In April 1951, students at Moton High School in Prince Edward County, VA, led by 16-year-old Barbara Johns, went on strike to persuade their local school board to build them a better school. This eventually led to the landmark civil rights case Dorothy E. Davis, et al. v. County School Board of Prince Edward County, et al. – which was ultimately decided by the Supreme Court, along with three other school segregation cases, in Brown v. Board of Education of Topeka.

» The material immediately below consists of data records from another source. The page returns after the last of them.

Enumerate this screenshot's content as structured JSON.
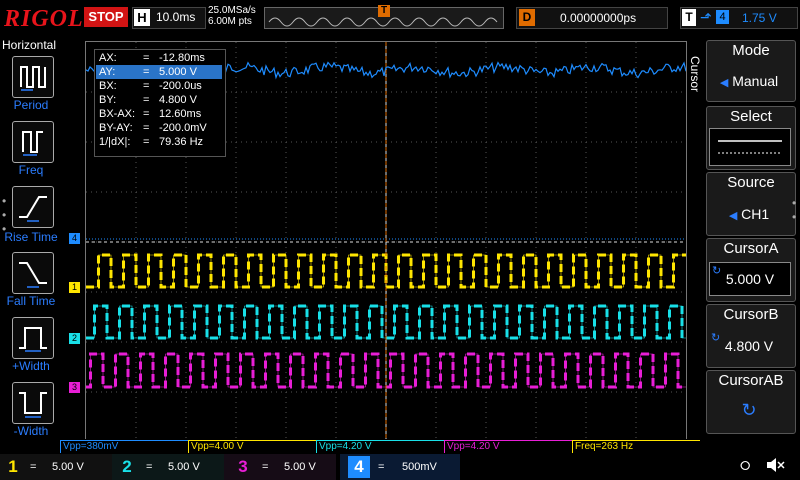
{
  "topbar": {
    "brand": "RIGOL",
    "run_state": "STOP",
    "horizontal_label": "H",
    "timebase": "10.0ms",
    "sample_rate": "25.0MSa/s",
    "memory_depth": "6.00M pts",
    "delay_label": "D",
    "delay_value": "0.00000000ps",
    "trigger_label": "T",
    "trigger_source": "4",
    "trigger_level": "1.75 V",
    "trigger_position_marker": "T"
  },
  "left_panel": {
    "title": "Horizontal",
    "buttons": [
      {
        "label": "Period",
        "icon": "period-icon"
      },
      {
        "label": "Freq",
        "icon": "frequency-icon"
      },
      {
        "label": "Rise Time",
        "icon": "rise-time-icon"
      },
      {
        "label": "Fall Time",
        "icon": "fall-time-icon"
      },
      {
        "label": "+Width",
        "icon": "positive-width-icon"
      },
      {
        "label": "-Width",
        "icon": "negative-width-icon"
      }
    ]
  },
  "cursor_readout": [
    {
      "name": "AX:",
      "value": "-12.80ms",
      "selected": false
    },
    {
      "name": "AY:",
      "value": "5.000 V",
      "selected": true
    },
    {
      "name": "BX:",
      "value": "-200.0us",
      "selected": false
    },
    {
      "name": "BY:",
      "value": "4.800 V",
      "selected": false
    },
    {
      "name": "BX-AX:",
      "value": "12.60ms",
      "selected": false
    },
    {
      "name": "BY-AY:",
      "value": "-200.0mV",
      "selected": false
    },
    {
      "name": "1/|dX|:",
      "value": "79.36 Hz",
      "selected": false
    }
  ],
  "cursor_eq": "=",
  "right_panel": {
    "menu_title": "Cursor",
    "mode_title": "Mode",
    "mode_value": "Manual",
    "select_title": "Select",
    "source_title": "Source",
    "source_value": "CH1",
    "cursor_a_title": "CursorA",
    "cursor_a_value": "5.000 V",
    "cursor_b_title": "CursorB",
    "cursor_b_value": "4.800 V",
    "cursor_ab_title": "CursorAB"
  },
  "channel_markers": {
    "ch1": "1",
    "ch2": "2",
    "ch3": "3",
    "ch4": "4"
  },
  "measurements": [
    {
      "text": "Vpp=380mV",
      "color": "#1e8cff"
    },
    {
      "text": "Vpp=4.00 V",
      "color": "#ffe600"
    },
    {
      "text": "Vpp=4.20 V",
      "color": "#19e0e8"
    },
    {
      "text": "Vpp=4.20 V",
      "color": "#e81ed6"
    },
    {
      "text": "Freq=263 Hz",
      "color": "#ffe600"
    }
  ],
  "channels": [
    {
      "num": "1",
      "coupling": "=",
      "scale": "5.00 V",
      "color": "#ffe600"
    },
    {
      "num": "2",
      "coupling": "=",
      "scale": "5.00 V",
      "color": "#19e0e8"
    },
    {
      "num": "3",
      "coupling": "=",
      "scale": "5.00 V",
      "color": "#e81ed6"
    },
    {
      "num": "4",
      "coupling": "=",
      "scale": "500mV",
      "color": "#1e8cff"
    }
  ],
  "status_icons": [
    "usb-icon",
    "sound-icon"
  ],
  "colors": {
    "ch1": "#ffe600",
    "ch2": "#19e0e8",
    "ch3": "#e81ed6",
    "ch4": "#1e8cff",
    "stop": "#d21414",
    "delay": "#e06c00"
  }
}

Schools in Virginia were segregated in 1951, and Moton was typical of the all-black schools in the county. It was built in 1939 to hold half as many students as it did by the early 1950s. Its teachers were paid substantially less than teachers at the nearby white schools. It had no gymnasium, cafeteria, or auditorium with fixed seats like Farmville or Worsham high schools, which were for white students.
The students asked for help from the National Association for the Advancement of Colored People (NAACP), who filed suit on behalf of the students and their parents against the school district. The first plaintiff listed was Dorothy E. Davis, a 14-year old ninth grader. They asked that the state law requiring segregated schools in Virginia be struck down.
Both the plaintiffs (the students) and the defendants (the Prince Edward County school district) entered several photographs as exhibits in the case. The plaintiffs wanted to demonstrate unequal facilities. The defendants were trying to show that they were providing equal facilities in both black and white schools.
The over 100 photographs were recently digitized and made available in the National Archives Catalog by the staff at the National Archives at Philadelphia. Over 30 of them, showing Moton, Farmville, and Worsham high schools, are now available on DocsTeach.
You can look at the photos submitted by the plaintiffs and ask your students to determine whether the facilities seem “equal,” and why the attorneys for the plaintiffs might have chosen these images in particular.
You can then compare the photos submitted by the defendants (the school district) and ask students if these images make the facilities seem equal, and why the attorneys for the defendants would have chosen these.
In the spring of 1952, the U.S. District Court decided in favor of the school board and upheld segregation. On appeal, the case made it to the Supreme Court and was decided along with cases from South Carolina, Delaware, and Kansas, in Brown v. Board of Education of Topeka. The Brown decision marked the end of the “separate but equal” precedent set nearly 60 years earlier in Plessy v. Ferguson, stating that “separate educational facilities are inherently unequal,” and that school segregation violated the Fourteenth Amendment.
The Commonwealth of Virginia, and Prince Edward County in particular, resisted the Supreme Court’s decision. The county closed its public schools from 1959 to 1964 to avoid desegregation.
You can find all 30-plus images of the schools on DocsTeach, and can use the tools available there to create your own online learning activities based on the photographs. You may also wish to use our photograph analysis worksheet to help students analyze the photos.
Sections of this post were adapted from the article: Potter, Lee Ann. “Frontiers in Civil Rights: Dorothy E. Davis, et al. versus County School Board of Prince Edward County, Virginia.” National History Day Teachers’ Guide: Frontiers in History: People Places, Ideas (2001); 71-75.